(From the Downtown Therapy blog. Check it out to see more)

I bumped into an old acquaintance the other day. We had both worked for a rather chaotic company years earlier. The so-called “survivors” met for dinner once a year to catch-up and share stories of our time in that company. He asked why I couldn’t attend the most recent dinner. I guessed that, because I’d changed my email address a while back, the invitations were being sent to an account that was no longer in service.

When I asked him how it went, he shrugged and smiled. He said: “Oh, you know, (x) is still high-strung. (y) is still gloomy. (z) still acts like everyone’s Mom.”

“People don’t change.” he said, shaking his head. It felt like a definitive statement for him.

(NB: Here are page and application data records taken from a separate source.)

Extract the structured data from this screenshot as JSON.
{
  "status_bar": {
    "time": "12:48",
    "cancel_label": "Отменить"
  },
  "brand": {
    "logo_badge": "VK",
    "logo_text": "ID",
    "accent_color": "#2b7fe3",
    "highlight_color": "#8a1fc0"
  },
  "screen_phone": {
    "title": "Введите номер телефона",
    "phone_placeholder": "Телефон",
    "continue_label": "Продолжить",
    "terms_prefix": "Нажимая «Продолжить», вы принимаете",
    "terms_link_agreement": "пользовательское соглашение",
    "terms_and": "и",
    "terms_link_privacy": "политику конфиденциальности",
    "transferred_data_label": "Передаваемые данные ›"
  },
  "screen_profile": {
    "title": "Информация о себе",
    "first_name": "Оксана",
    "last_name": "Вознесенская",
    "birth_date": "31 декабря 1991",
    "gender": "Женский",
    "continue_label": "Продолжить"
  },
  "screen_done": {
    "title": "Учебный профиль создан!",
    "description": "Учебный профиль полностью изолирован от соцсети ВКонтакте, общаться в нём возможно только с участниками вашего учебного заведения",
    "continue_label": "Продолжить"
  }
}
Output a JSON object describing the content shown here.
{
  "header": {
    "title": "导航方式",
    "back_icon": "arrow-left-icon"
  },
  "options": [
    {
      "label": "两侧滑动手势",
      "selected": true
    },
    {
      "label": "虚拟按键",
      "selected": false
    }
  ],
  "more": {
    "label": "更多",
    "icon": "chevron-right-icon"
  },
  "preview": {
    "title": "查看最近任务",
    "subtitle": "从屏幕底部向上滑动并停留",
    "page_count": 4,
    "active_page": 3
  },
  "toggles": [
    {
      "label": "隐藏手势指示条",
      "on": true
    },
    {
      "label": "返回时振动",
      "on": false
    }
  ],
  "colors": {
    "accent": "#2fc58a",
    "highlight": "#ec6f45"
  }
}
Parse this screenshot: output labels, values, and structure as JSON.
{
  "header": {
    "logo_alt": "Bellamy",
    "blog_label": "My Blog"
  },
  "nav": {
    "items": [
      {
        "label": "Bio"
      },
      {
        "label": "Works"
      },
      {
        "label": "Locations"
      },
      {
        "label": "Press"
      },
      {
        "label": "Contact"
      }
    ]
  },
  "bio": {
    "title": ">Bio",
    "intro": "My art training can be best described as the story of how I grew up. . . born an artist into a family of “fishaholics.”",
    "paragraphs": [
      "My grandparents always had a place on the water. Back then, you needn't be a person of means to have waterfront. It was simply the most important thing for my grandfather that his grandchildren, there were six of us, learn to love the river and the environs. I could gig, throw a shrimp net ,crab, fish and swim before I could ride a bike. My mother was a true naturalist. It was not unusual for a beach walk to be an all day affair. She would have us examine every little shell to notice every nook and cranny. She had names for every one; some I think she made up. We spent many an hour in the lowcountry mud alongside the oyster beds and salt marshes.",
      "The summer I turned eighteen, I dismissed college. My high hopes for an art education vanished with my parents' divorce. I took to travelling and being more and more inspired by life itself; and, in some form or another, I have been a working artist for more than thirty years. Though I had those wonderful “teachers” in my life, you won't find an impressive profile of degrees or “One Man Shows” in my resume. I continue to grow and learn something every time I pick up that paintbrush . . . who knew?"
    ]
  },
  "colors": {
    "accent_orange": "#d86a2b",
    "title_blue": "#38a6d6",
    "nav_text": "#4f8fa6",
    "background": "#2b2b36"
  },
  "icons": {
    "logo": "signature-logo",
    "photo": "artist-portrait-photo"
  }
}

We parted ways and his words echoed with me. After all, what’s my purpose as a therapist if that statement were true? I believe in change: I’ve experienced it myself and have seen it successfully expressed in the progress of my clients.

I realized there were two misconceptions in my friend’s statement. First, the people he used as examples of “not changing” were arguably people who, as far as I knew, hadn’t sought change to begin with. To this end, what if they didn’t have a problem with their behaviour to begin with?

Secondly, weighing more largely, what do we mean when we talk about change? When you get to a certain age, you’ve got a lot of “wiring” in place. If you come into my office as a 32 year-old bartender who was raised on a milk farm, I’m pretty sure you are going to walk out the same way. That said, we can still be the people we are and still address aspects of ourselves which are causing problems, which somehow don’t seem to “fit” us anymore.

It reminds me of when I quit smoking: would I be the same Matt Cahill on the other end of the process as I was going into it? The short answer is, yes, I was the same Matt Cahill – just a version of Matt Cahill who had learned to eliminate the need for cigarettes.

On a more interpersonal level, it works the same for people who, going into therapy, wonder if they are going to lose more than they gain: is the therapist going to make me feel bad about my temper tantrums? Force me to be artificially “happy” when I’m feeling depressed? No.

You can change without losing you. If anything, the person who undergoes therapy will come out of it a lot more knowledgeable about themselves than when they came in. You will have a better sense of yourself and, depending upon your reason for seeing a therapist, feel more in control of your life.


(From the Downtown Therapy blog. Check it out to see more)